### WHAT IS BEING ASKED
In the entries below, find each line with the string "status" and copy it.

Source data

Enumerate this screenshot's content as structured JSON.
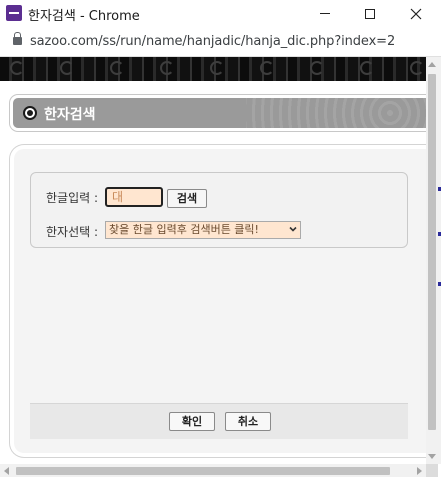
{
  "window": {
    "title": "한자검색 - Chrome",
    "url": "sazoo.com/ss/run/name/hanjadic/hanja_dic.php?index=2"
  },
  "header": {
    "title": "한자검색"
  },
  "form": {
    "hangul_label": "한글입력 :",
    "hangul_value": "대",
    "search_label": "검색",
    "hanja_label": "한자선택 :",
    "hanja_selected": "찾을 한글 입력후 검색버튼 클릭!"
  },
  "footer": {
    "ok_label": "확인",
    "cancel_label": "취소"
  },
  "colors": {
    "header_bg": "#9a9a9a",
    "input_bg": "#ffe6d0",
    "panel_bg": "#f4f4f4"
  },
  "icons": [
    "app-icon",
    "lock-icon",
    "bullet-icon",
    "chevron-down-icon"
  ]
}
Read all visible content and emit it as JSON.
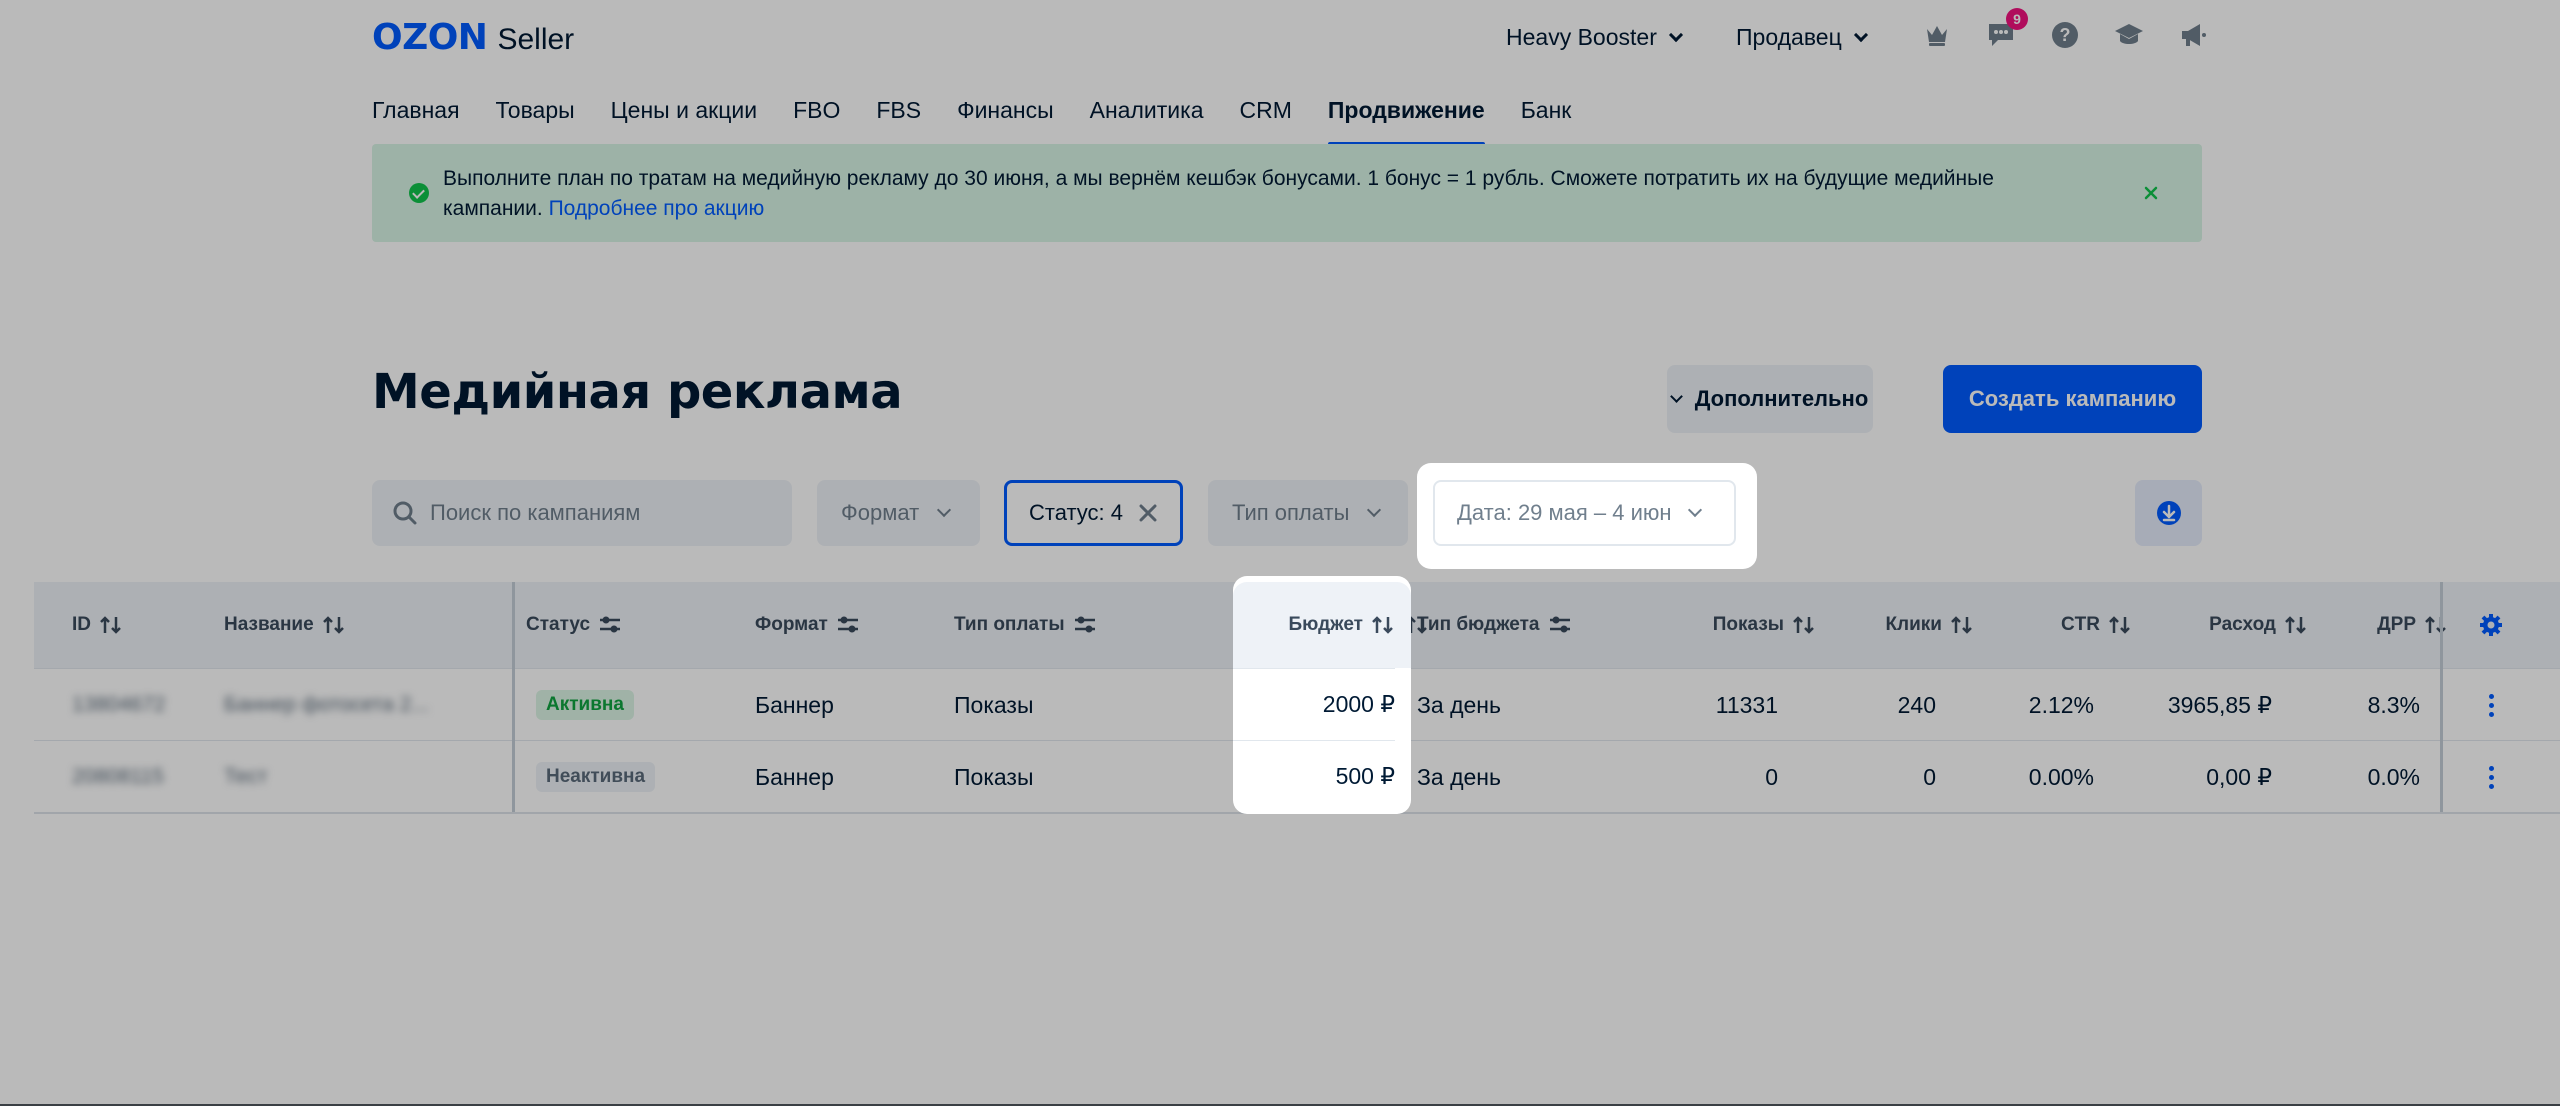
{
  "header": {
    "logo_brand": "OZON",
    "logo_product": "Seller",
    "company": "Heavy Booster",
    "role": "Продавец",
    "notification_count": "9",
    "icons": [
      "crown-icon",
      "chat-icon",
      "help-icon",
      "education-icon",
      "megaphone-icon"
    ]
  },
  "nav": {
    "items": [
      "Главная",
      "Товары",
      "Цены и акции",
      "FBO",
      "FBS",
      "Финансы",
      "Аналитика",
      "CRM",
      "Продвижение",
      "Банк"
    ],
    "active": "Продвижение"
  },
  "banner": {
    "text": "Выполните план по тратам на медийную рекламу до 30 июня, а мы вернём кешбэк бонусами. 1 бонус = 1 рубль. Сможете потратить их на будущие медийные кампании.",
    "link": "Подробнее про акцию"
  },
  "page": {
    "title": "Медийная реклама",
    "more_button": "Дополнительно",
    "create_button": "Создать кампанию"
  },
  "filters": {
    "search_placeholder": "Поиск по кампаниям",
    "format": "Формат",
    "status": "Статус: 4",
    "payment_type": "Тип оплаты",
    "date": "Дата: 29 мая – 4 июн"
  },
  "table": {
    "columns": [
      "ID",
      "Название",
      "Статус",
      "Формат",
      "Тип оплаты",
      "Бюджет",
      "Тип бюджета",
      "Показы",
      "Клики",
      "CTR",
      "Расход",
      "ДРР"
    ],
    "rows": [
      {
        "id": "13804672",
        "name": "Баннер фотосета 2...",
        "status": "Активна",
        "format": "Баннер",
        "payment": "Показы",
        "budget": "2000 ₽",
        "budget_type": "За день",
        "shows": "11331",
        "clicks": "240",
        "ctr": "2.12%",
        "spend": "3965,85 ₽",
        "drr": "8.3%"
      },
      {
        "id": "20808115",
        "name": "Тест",
        "status": "Неактивна",
        "format": "Баннер",
        "payment": "Показы",
        "budget": "500 ₽",
        "budget_type": "За день",
        "shows": "0",
        "clicks": "0",
        "ctr": "0.00%",
        "spend": "0,00 ₽",
        "drr": "0.0%"
      }
    ]
  },
  "colors": {
    "brand_blue": "#005bff",
    "banner_bg": "#d8f5e5",
    "active_green": "#10a441",
    "badge_pink": "#f1117e"
  }
}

### SOLUTION FOR THIS PROBLEM
    "status": "Статус: 4",
        "status": "Активна",
        "status": "Неактивна",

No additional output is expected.